Chili peppers may do more than taste hot and bring us out in a sweat: they may also help people following a low calorie diet burn or oxidize fat more quickly, according to a new study by US researchers who tested the weight-reducing potential of a compound found in peppers belonging to the genus Capsicum.

Dr David Heber, Professor of Medicine and Public Health at UCLA Center for Human Nutrition in Los Angeles, and colleagues, presented their findings at the Experimental Biology 2010 meeting that took place from 24 to 28 April in Anaheim, California. An abstract of their study was also published in the The FASEB Journal.

For the study, Heber and colleagues tested the weight-reducing potential of dihydrocapsiate or DCT, a non-burning but structurally similar version of capsaicin, a spicy compound found in hot peppers.

DCT occurs naturally in a non-pungent pepper called CH-19 Sweet and is often used in studies instead of its spicy cousin capsaicin because it has none of the side effects.

Heber and colleagues recruited 51 male and female volunteers and asked them to follow a very low calorie diet based on a liquid meal replacement product for 28 days (800 Cal and 120 g per day).

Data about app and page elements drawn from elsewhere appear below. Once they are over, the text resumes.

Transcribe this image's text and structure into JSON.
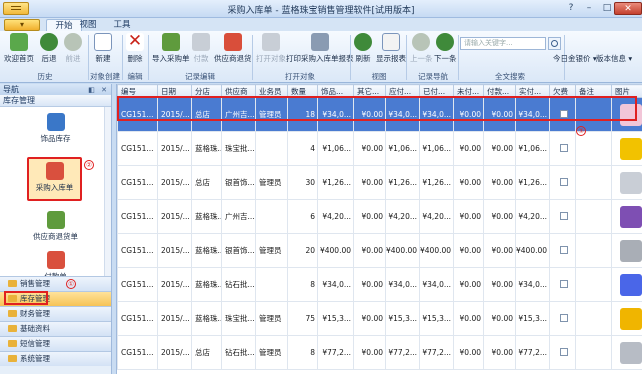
{
  "window": {
    "title": "采购入库单 - 蓝格珠宝销售管理软件[试用版本]",
    "controls": [
      "?",
      "–",
      "□",
      "✕"
    ]
  },
  "ribbon": {
    "tabs": [
      "开始",
      "视图",
      "工具"
    ],
    "active_tab": "开始",
    "buttons": {
      "home": "欢迎首页",
      "back": "后退",
      "forward": "前进",
      "new": "新建",
      "delete": "删除",
      "import_order": "导入采购单",
      "pay": "付款",
      "supplier_return": "供应商退货",
      "open_object": "打开对象",
      "print_report": "打印采购入库单报表",
      "refresh": "刷新",
      "show_report": "显示报表",
      "prev": "上一条",
      "next": "下一条",
      "gold_price": "今日金银价",
      "version": "版本信息"
    },
    "groups": {
      "history": "历史",
      "create": "对象创建",
      "edit": "编辑",
      "record_edit": "记录编辑",
      "open": "打开对象",
      "view": "视图",
      "nav": "记录导航",
      "fulltext": "全文搜索"
    },
    "search_placeholder": "请输入关键字..."
  },
  "nav": {
    "title": "导航",
    "section": "库存管理",
    "items": [
      "饰品库存",
      "采购入库单",
      "供应商退货单",
      "付款单"
    ],
    "modules": [
      "销售管理",
      "库存管理",
      "财务管理",
      "基础资料",
      "短信管理",
      "系统管理"
    ],
    "markers": [
      "①",
      "②",
      "③"
    ]
  },
  "grid": {
    "columns": [
      "编号",
      "日期",
      "分店",
      "供应商",
      "业务员",
      "数量",
      "饰品...",
      "其它...",
      "应付...",
      "已付...",
      "未付...",
      "付款...",
      "实付...",
      "欠费",
      "备注",
      "图片"
    ],
    "rows": [
      [
        "CG151...",
        "2015/...",
        "总店",
        "广州吉...",
        "管理员",
        "18",
        "¥34,0...",
        "¥0.00",
        "¥34,0...",
        "¥34,0...",
        "¥0.00",
        "¥0.00",
        "¥34,0..."
      ],
      [
        "CG151...",
        "2015/...",
        "蓝格珠...",
        "珠宝批...",
        "",
        "4",
        "¥1,06...",
        "¥0.00",
        "¥1,06...",
        "¥1,06...",
        "¥0.00",
        "¥0.00",
        "¥1,06..."
      ],
      [
        "CG151...",
        "2015/...",
        "总店",
        "银首饰...",
        "管理员",
        "30",
        "¥1,26...",
        "¥0.00",
        "¥1,26...",
        "¥1,26...",
        "¥0.00",
        "¥0.00",
        "¥1,26..."
      ],
      [
        "CG151...",
        "2015/...",
        "蓝格珠...",
        "广州吉...",
        "",
        "6",
        "¥4,20...",
        "¥0.00",
        "¥4,20...",
        "¥4,20...",
        "¥0.00",
        "¥0.00",
        "¥4,20..."
      ],
      [
        "CG151...",
        "2015/...",
        "蓝格珠...",
        "银首饰...",
        "管理员",
        "20",
        "¥400.00",
        "¥0.00",
        "¥400.00",
        "¥400.00",
        "¥0.00",
        "¥0.00",
        "¥400.00"
      ],
      [
        "CG151...",
        "2015/...",
        "蓝格珠...",
        "钻石批...",
        "",
        "8",
        "¥34,0...",
        "¥0.00",
        "¥34,0...",
        "¥34,0...",
        "¥0.00",
        "¥0.00",
        "¥34,0..."
      ],
      [
        "CG151...",
        "2015/...",
        "蓝格珠...",
        "珠宝批...",
        "管理员",
        "75",
        "¥15,3...",
        "¥0.00",
        "¥15,3...",
        "¥15,3...",
        "¥0.00",
        "¥0.00",
        "¥15,3..."
      ],
      [
        "CG151...",
        "2015/...",
        "总店",
        "钻石批...",
        "管理员",
        "8",
        "¥77,2...",
        "¥0.00",
        "¥77,2...",
        "¥77,2...",
        "¥0.00",
        "¥0.00",
        "¥77,2..."
      ]
    ],
    "thumb_colors": [
      "#f2c6d8",
      "#f2c200",
      "#c9ced6",
      "#7e4fb3",
      "#a9aeb6",
      "#4a66e8",
      "#f0b500",
      "#b7bcc5"
    ]
  },
  "colors": {
    "accent": "#4a7bd1",
    "highlight": "#e02020",
    "ribbon": "#dbe8f7"
  }
}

At the end of the 4 weeks of dieting, the researchers then randomly assigned the volunteers to one of three groups: one took a a high dose pill of DCT (9 mg), another took a low dose pill of DCT (3 mg), and the third group took a placebo pill, three times a day.

The researchers took measures of body weight, body fat and how quickly the participants burned energy, at the start of the study, and at the end, after eating a single high protein test meal (400 Cal/60 g protein) of the same product they had been using in their diet.

Complete data was available for 33 of the subjects at the end of the study.

The results showed that for several hours after consuming the test meal, the group on the high dose of DCT (13 subjects) burned significantly more energy, at almost twice the rate of the placebo group (9 subjects).

They also showed that in both the DCT groups (24 subjects), fat oxidation increased significantly, which results in more fat being used for energy.

The researchers concluded that after following a low calorie diet, people may benefit from using DCT to “provide metabolic enhancement to weight management efforts”.

In other words, although this is a small study, and the results are based on one analysis after a single test meal, which may not be borne out in a larger study with repeated tests, the findings suggest DCT, like its cousin capsaicin, may cause the body to burn energy faster, which could boost metabolism.

Good news, perhaps, for people who like their chili peppers.

“Effects of dihydrocapsiate on diet-induced thermogenesis following 4 weeks of very low calorie dieting.”
T.Y. Amy Lee, Alona Zerlin, Gail Thames, Zhaoping Li, and David Heber.
The FASEB Journal, MeetingAbstracts, 24: 343.7, accessed online 29 April 2010.

Written by: Catharine Paddock, PhD